Among the entries below, count the lines containing the string "Proveedor". Only the count is needed.

[Dataset rows for apps and sites]
_ _ _

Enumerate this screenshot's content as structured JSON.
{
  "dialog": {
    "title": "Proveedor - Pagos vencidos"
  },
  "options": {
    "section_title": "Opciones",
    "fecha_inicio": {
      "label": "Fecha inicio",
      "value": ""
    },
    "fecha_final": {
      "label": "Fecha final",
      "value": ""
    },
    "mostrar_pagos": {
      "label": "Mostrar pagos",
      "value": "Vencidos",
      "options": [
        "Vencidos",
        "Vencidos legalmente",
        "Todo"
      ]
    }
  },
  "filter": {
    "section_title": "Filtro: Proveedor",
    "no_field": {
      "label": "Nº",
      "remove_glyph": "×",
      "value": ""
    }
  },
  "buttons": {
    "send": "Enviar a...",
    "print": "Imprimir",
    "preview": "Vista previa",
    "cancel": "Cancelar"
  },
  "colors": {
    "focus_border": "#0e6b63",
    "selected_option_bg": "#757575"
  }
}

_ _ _

→ **ANSWER TO THIS TASK**: 2